Problem to solve -> Each line holding the word "Rockstar" must appear in the answer, copied from the entries.

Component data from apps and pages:

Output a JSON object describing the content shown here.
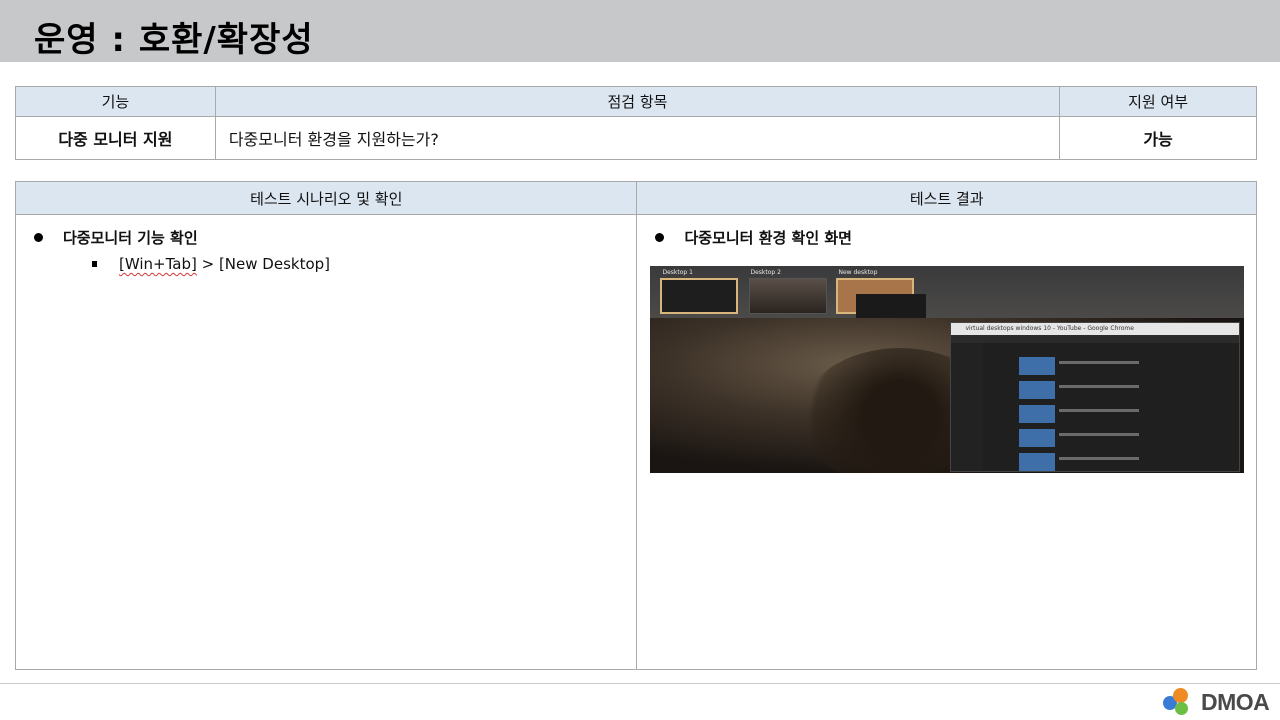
{
  "page": {
    "title": "운영 : 호환/확장성"
  },
  "check_table": {
    "headers": {
      "feature": "기능",
      "item": "점검 항목",
      "support": "지원 여부"
    },
    "row": {
      "feature": "다중 모니터 지원",
      "item": "다중모니터 환경을 지원하는가?",
      "support": "가능"
    }
  },
  "test_table": {
    "headers": {
      "scenario": "테스트 시나리오 및 확인",
      "result": "테스트 결과"
    },
    "scenario": {
      "bullet": "다중모니터 기능 확인",
      "sub_prefix": "[Win+Tab]",
      "sub_rest": " > [New Desktop]"
    },
    "result": {
      "bullet": "다중모니터 환경 확인 화면",
      "screenshot": {
        "desktops": [
          "Desktop 1",
          "Desktop 2",
          "New desktop"
        ],
        "window_title": "virtual desktops windows 10 - YouTube - Google Chrome"
      }
    }
  },
  "footer": {
    "logo_text": "DMOA",
    "colors": {
      "blue": "#3b7bd8",
      "orange": "#f08a24",
      "green": "#6cbf45"
    }
  }
}
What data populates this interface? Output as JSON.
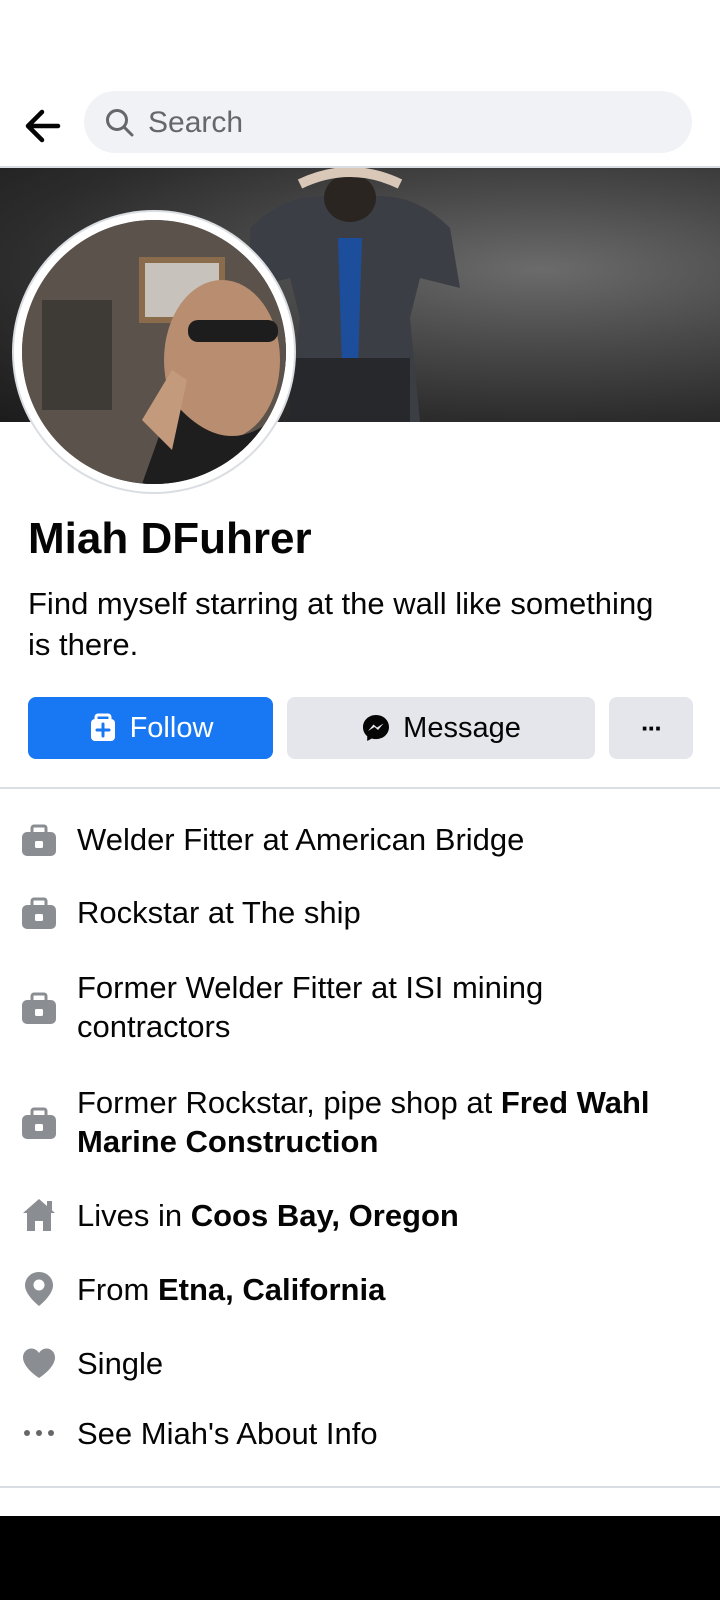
{
  "search": {
    "placeholder": "Search"
  },
  "profile": {
    "name": "Miah DFuhrer",
    "bio": "Find myself starring at the wall like something is there."
  },
  "actions": {
    "follow_label": "Follow",
    "message_label": "Message",
    "more_label": "···"
  },
  "about": {
    "items": [
      {
        "icon": "briefcase-icon",
        "text": "Welder Fitter at American Bridge"
      },
      {
        "icon": "briefcase-icon",
        "text": "Rockstar at The ship"
      },
      {
        "icon": "briefcase-icon",
        "text": "Former Welder Fitter at ISI mining contractors"
      },
      {
        "icon": "briefcase-icon",
        "prefix": "Former Rockstar, pipe shop at ",
        "bold": "Fred Wahl Marine Construction"
      },
      {
        "icon": "home-icon",
        "prefix": "Lives in ",
        "bold": "Coos Bay, Oregon"
      },
      {
        "icon": "location-pin-icon",
        "prefix": "From ",
        "bold": "Etna, California"
      },
      {
        "icon": "heart-icon",
        "text": "Single"
      },
      {
        "icon": "more-dots-icon",
        "text": "See Miah's About Info"
      }
    ]
  },
  "colors": {
    "accent": "#1877f2",
    "button_secondary": "#e4e6eb",
    "icon_gray": "#8a8d91",
    "search_bg": "#f0f2f5"
  }
}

Your solution ->
        "text": "Rockstar at The ship"
        "prefix": "Former Rockstar, pipe shop at ",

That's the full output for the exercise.